*** Source records ***
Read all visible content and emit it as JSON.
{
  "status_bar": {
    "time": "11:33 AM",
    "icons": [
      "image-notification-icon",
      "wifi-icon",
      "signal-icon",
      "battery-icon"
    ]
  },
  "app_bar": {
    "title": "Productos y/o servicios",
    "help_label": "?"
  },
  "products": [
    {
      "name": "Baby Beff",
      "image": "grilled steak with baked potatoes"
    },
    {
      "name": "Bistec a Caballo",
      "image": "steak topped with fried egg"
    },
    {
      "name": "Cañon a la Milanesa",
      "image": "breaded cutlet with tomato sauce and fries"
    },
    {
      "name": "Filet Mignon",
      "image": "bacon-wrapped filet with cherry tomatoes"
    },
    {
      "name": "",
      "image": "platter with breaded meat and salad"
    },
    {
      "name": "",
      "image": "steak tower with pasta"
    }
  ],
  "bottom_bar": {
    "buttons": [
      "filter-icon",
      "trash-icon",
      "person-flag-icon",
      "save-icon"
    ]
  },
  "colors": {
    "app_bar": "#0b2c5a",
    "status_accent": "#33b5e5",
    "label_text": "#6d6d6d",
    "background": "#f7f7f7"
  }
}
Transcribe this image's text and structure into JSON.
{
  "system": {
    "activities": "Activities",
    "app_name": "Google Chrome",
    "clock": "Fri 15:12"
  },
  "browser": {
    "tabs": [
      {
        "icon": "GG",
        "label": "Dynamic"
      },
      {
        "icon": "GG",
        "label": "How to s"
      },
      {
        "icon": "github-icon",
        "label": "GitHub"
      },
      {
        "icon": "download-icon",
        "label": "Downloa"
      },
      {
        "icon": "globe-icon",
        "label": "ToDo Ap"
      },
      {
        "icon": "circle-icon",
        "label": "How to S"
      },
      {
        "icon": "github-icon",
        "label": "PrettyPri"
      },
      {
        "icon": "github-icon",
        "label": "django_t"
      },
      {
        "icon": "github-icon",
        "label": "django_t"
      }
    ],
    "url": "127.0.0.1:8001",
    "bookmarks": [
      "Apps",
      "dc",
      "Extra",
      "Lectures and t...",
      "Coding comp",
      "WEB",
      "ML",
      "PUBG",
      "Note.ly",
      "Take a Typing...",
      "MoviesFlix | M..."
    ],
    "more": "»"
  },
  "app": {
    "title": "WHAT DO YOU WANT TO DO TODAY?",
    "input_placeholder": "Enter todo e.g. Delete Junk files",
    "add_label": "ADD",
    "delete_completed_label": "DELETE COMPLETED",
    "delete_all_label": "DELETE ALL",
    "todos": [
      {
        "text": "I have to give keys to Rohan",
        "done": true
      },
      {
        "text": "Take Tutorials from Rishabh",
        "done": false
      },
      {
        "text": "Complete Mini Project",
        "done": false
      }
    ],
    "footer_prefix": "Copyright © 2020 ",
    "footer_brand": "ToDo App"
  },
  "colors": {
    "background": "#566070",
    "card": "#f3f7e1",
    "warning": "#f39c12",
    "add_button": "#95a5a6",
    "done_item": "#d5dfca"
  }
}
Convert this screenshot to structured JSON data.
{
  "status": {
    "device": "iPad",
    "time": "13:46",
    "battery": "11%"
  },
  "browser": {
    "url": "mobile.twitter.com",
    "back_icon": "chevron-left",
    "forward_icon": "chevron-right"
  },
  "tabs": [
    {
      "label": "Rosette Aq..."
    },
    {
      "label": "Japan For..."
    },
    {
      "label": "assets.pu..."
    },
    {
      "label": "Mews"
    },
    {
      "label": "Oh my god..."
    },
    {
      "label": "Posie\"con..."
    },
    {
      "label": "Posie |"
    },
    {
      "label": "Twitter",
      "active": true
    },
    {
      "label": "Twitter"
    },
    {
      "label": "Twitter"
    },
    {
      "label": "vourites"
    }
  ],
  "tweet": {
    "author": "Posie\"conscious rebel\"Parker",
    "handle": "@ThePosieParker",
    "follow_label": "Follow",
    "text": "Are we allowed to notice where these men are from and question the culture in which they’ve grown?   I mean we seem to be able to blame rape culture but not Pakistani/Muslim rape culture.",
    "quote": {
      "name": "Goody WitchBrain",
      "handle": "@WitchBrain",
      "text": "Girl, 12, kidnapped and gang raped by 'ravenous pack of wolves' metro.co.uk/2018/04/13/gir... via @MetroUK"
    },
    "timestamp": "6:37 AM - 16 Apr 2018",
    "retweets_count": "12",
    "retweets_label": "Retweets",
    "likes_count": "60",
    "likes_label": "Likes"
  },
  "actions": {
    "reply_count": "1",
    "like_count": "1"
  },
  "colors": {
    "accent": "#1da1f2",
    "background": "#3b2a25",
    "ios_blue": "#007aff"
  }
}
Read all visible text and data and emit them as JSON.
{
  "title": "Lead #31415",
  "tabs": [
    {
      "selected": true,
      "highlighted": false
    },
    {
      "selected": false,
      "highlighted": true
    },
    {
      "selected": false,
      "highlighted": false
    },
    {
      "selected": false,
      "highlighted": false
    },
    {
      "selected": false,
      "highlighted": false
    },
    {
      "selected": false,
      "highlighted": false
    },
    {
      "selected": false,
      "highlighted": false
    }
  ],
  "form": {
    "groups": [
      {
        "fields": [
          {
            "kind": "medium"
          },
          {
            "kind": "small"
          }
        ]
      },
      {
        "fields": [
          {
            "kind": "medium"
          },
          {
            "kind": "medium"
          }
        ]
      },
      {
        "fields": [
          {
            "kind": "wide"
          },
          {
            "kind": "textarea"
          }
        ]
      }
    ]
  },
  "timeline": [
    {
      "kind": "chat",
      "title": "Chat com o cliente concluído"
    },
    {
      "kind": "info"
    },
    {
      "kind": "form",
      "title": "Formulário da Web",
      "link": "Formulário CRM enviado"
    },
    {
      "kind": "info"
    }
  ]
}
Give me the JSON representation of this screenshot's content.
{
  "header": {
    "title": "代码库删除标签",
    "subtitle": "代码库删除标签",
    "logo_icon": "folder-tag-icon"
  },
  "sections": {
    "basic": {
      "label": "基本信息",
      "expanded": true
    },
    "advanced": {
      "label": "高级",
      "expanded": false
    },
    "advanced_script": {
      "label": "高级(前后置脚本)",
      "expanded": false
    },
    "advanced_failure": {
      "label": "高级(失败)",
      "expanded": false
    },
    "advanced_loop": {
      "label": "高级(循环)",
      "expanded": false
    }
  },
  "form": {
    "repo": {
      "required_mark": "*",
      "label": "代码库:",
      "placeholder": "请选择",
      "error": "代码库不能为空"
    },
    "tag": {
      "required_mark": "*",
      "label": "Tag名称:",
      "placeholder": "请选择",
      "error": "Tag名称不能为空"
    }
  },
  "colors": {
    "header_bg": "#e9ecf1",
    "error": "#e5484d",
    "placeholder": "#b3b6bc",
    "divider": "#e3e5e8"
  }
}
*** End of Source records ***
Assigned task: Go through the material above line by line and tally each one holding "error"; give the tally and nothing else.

Answer to the problem: 3